> _Your assignment_: Report how many lines in the records carry the string "Company", and give no further text.

> _Excerpted records_:

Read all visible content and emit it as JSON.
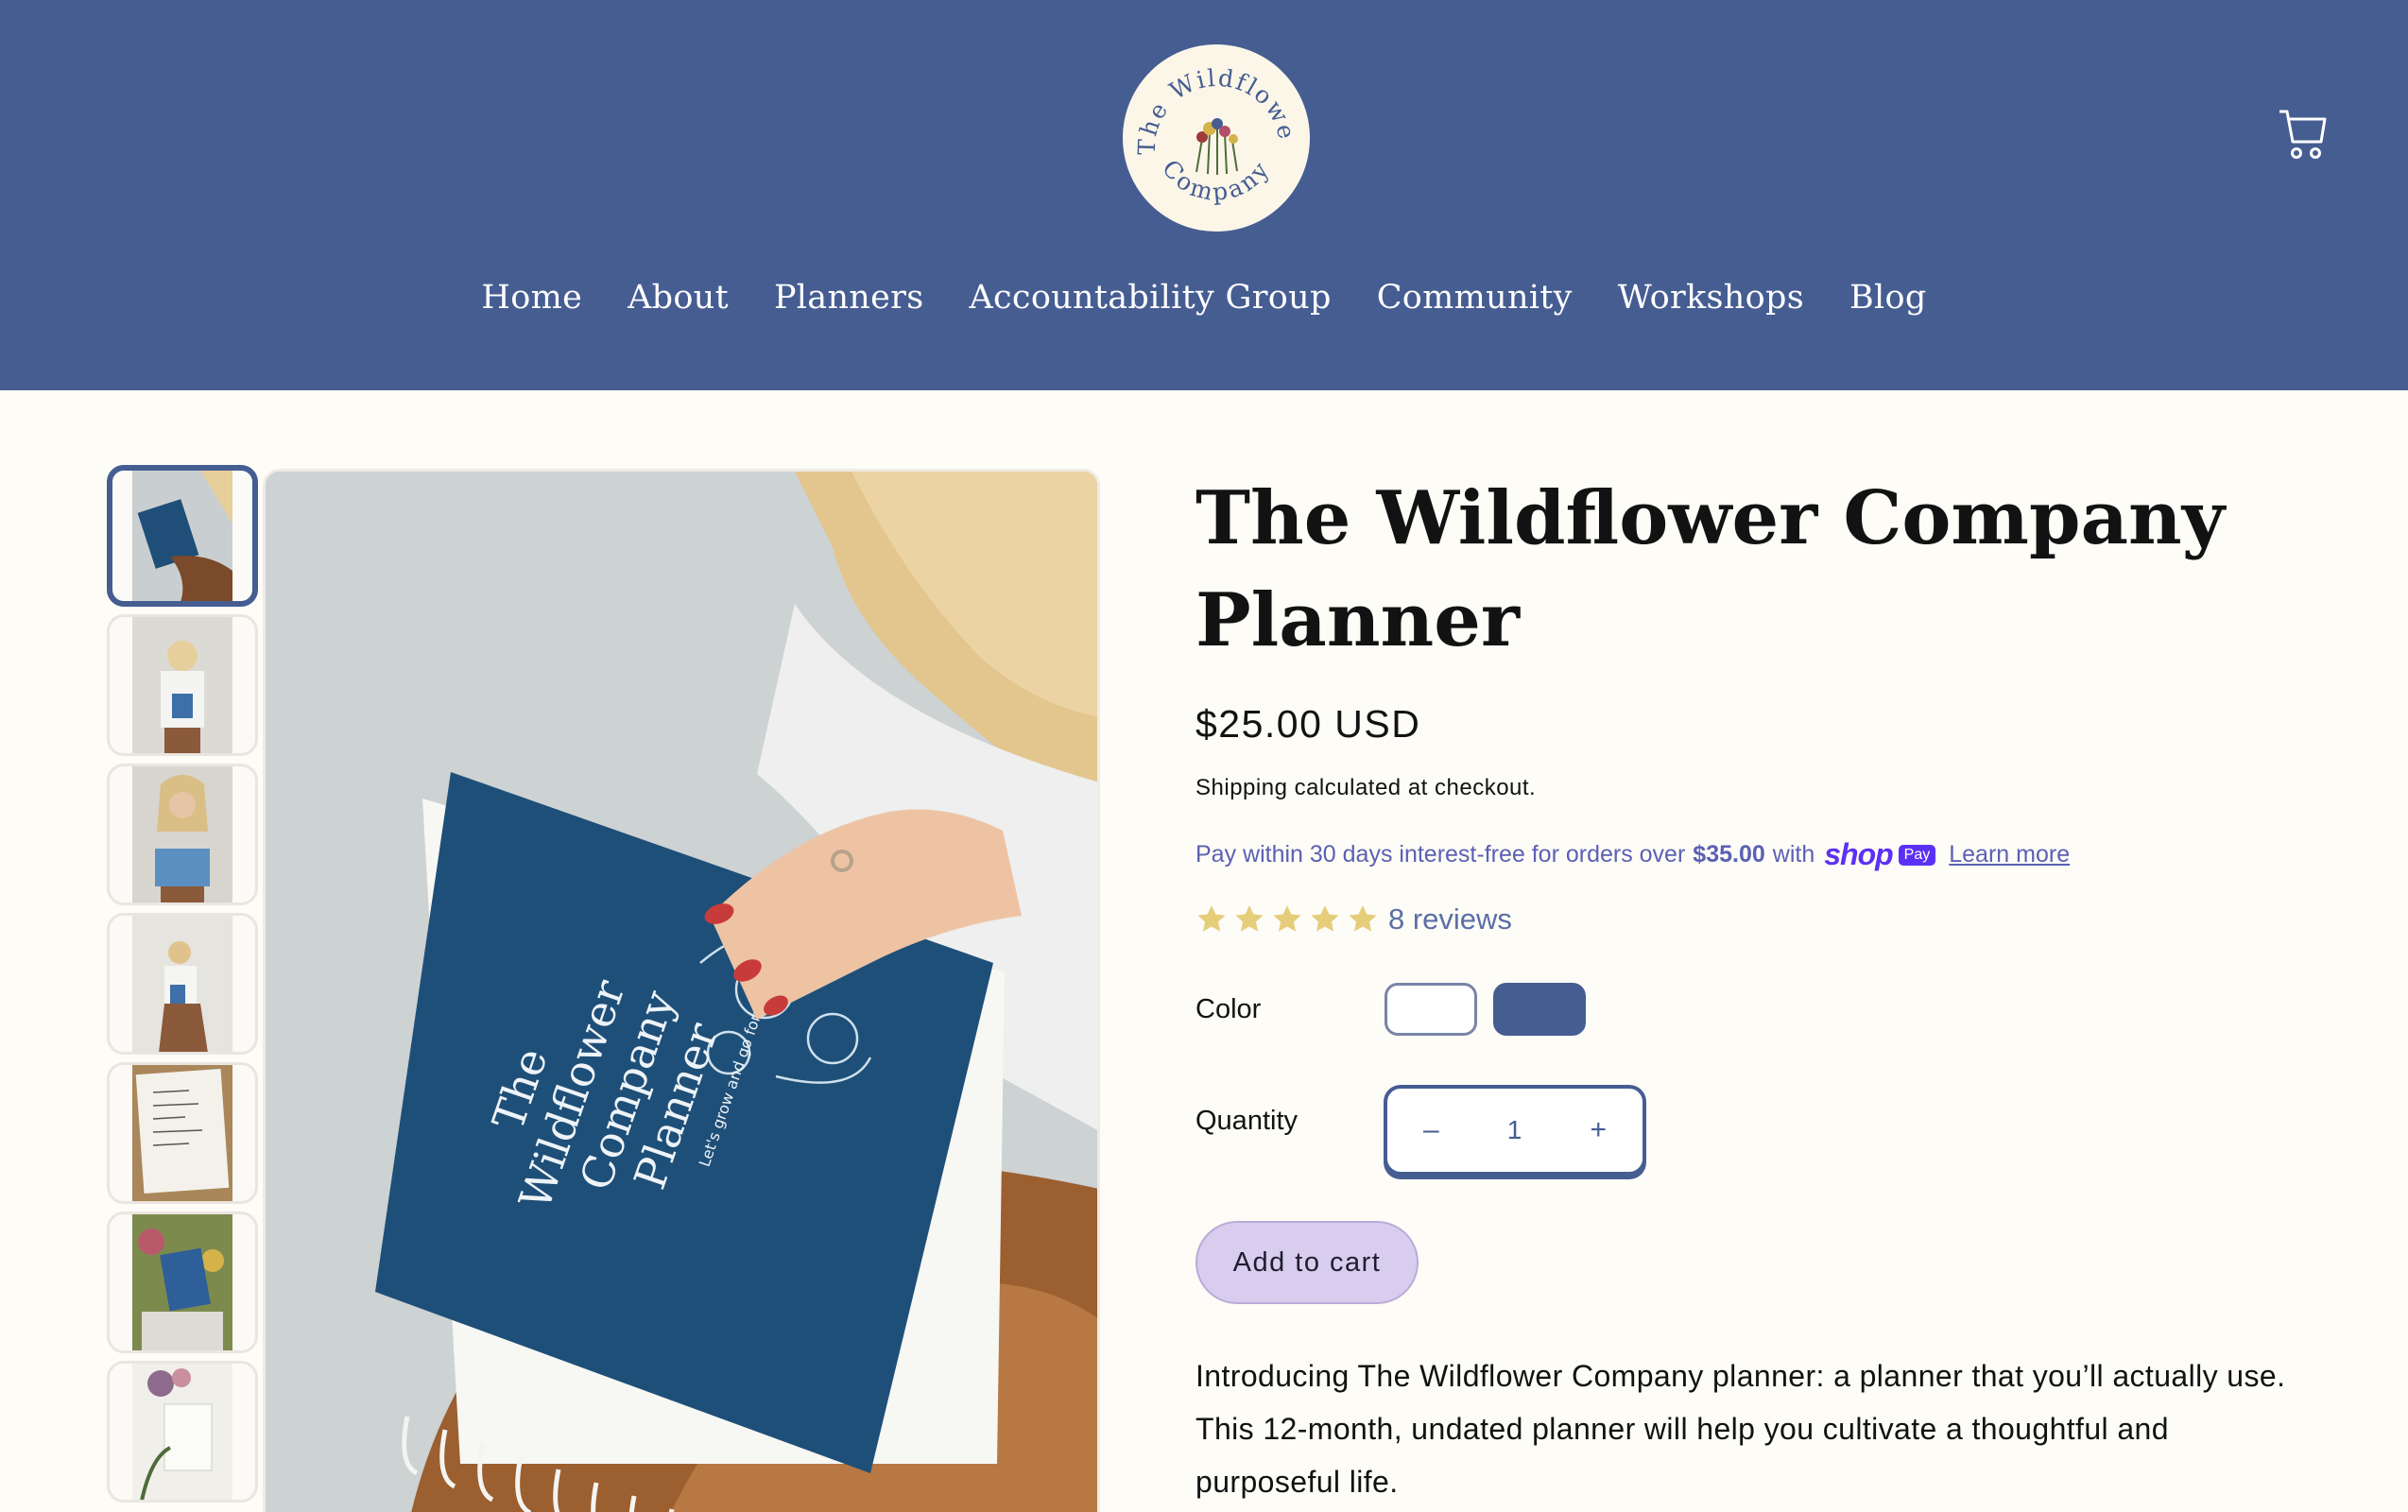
{
  "header": {
    "logo": {
      "line_top": "The Wildflower",
      "line_bottom": "Company"
    },
    "cart_icon": "cart-icon",
    "nav": [
      "Home",
      "About",
      "Planners",
      "Accountability Group",
      "Community",
      "Workshops",
      "Blog"
    ]
  },
  "gallery": {
    "thumbnails": [
      "thumb-1",
      "thumb-2",
      "thumb-3",
      "thumb-4",
      "thumb-5",
      "thumb-6",
      "thumb-7"
    ],
    "active_index": 0,
    "planner_cover": {
      "title_lines": [
        "The",
        "Wildflower",
        "Company",
        "Planner"
      ],
      "tagline": "Let's grow and go forward together"
    }
  },
  "product": {
    "title": "The Wildflower Company Planner",
    "price": "$25.00 USD",
    "shipping_note": "Shipping calculated at checkout.",
    "shop_pay": {
      "text_before": "Pay within 30 days interest-free for orders over",
      "threshold": "$35.00",
      "text_with": "with",
      "brand": "shop",
      "badge": "Pay",
      "learn_more": "Learn more"
    },
    "rating": {
      "stars": 5,
      "max_stars": 5,
      "reviews_label": "8 reviews"
    },
    "color": {
      "label": "Color",
      "options": [
        "#ffffff",
        "#465d92"
      ],
      "selected": 1
    },
    "quantity": {
      "label": "Quantity",
      "value": "1",
      "minus": "–",
      "plus": "+"
    },
    "add_to_cart": "Add to cart",
    "description": "Introducing The Wildflower Company planner: a planner that you’ll actually use. This 12-month, undated planner will help you cultivate a thoughtful and purposeful life."
  },
  "colors": {
    "brand": "#465d92",
    "background": "#fdfcf7",
    "button": "#d8cdee",
    "star": "#e5cd7a"
  }
}
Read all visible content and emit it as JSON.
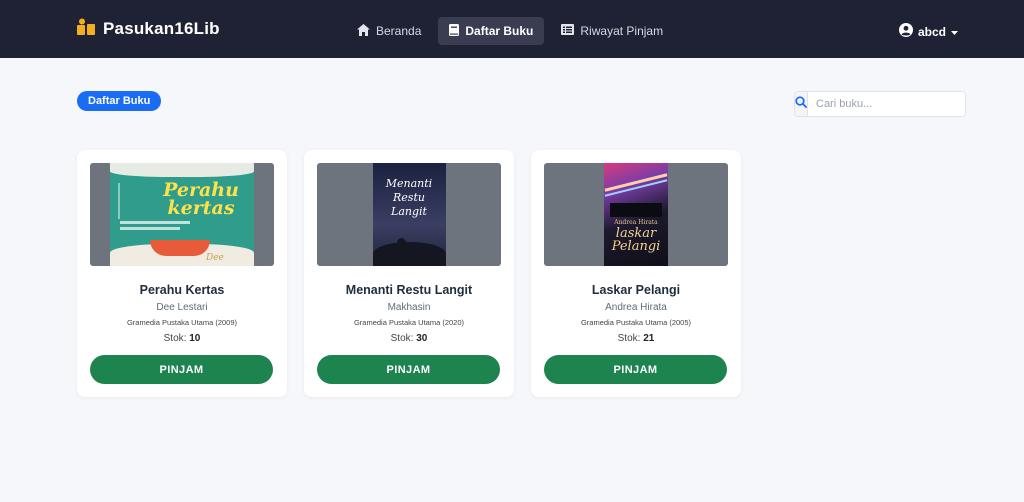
{
  "header": {
    "brand": "Pasukan16Lib",
    "nav": [
      {
        "label": "Beranda",
        "icon": "home-icon",
        "active": false
      },
      {
        "label": "Daftar Buku",
        "icon": "book-icon",
        "active": true
      },
      {
        "label": "Riwayat Pinjam",
        "icon": "list-icon",
        "active": false
      }
    ],
    "user": "abcd"
  },
  "page": {
    "badge": "Daftar Buku",
    "search_placeholder": "Cari buku..."
  },
  "books": [
    {
      "title": "Perahu Kertas",
      "author": "Dee Lestari",
      "publisher": "Gramedia Pustaka Utama (2009)",
      "stock_label": "Stok:",
      "stock": "10",
      "button": "PINJAM",
      "cover_title": "Perahu kertas",
      "cover_sub": "Dee"
    },
    {
      "title": "Menanti Restu Langit",
      "author": "Makhasin",
      "publisher": "Gramedia Pustaka Utama (2020)",
      "stock_label": "Stok:",
      "stock": "30",
      "button": "PINJAM",
      "cover_title": "Menanti Restu Langit",
      "cover_sub": ""
    },
    {
      "title": "Laskar Pelangi",
      "author": "Andrea Hirata",
      "publisher": "Gramedia Pustaka Utama (2005)",
      "stock_label": "Stok:",
      "stock": "21",
      "button": "PINJAM",
      "cover_title": "laskar Pelangi",
      "cover_sub": "Andrea Hirata"
    }
  ],
  "colors": {
    "navbar": "#1f2235",
    "primary": "#1a6cf5",
    "success": "#1d8450",
    "brand_icon": "#f2b01e"
  }
}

> _Written response_: 4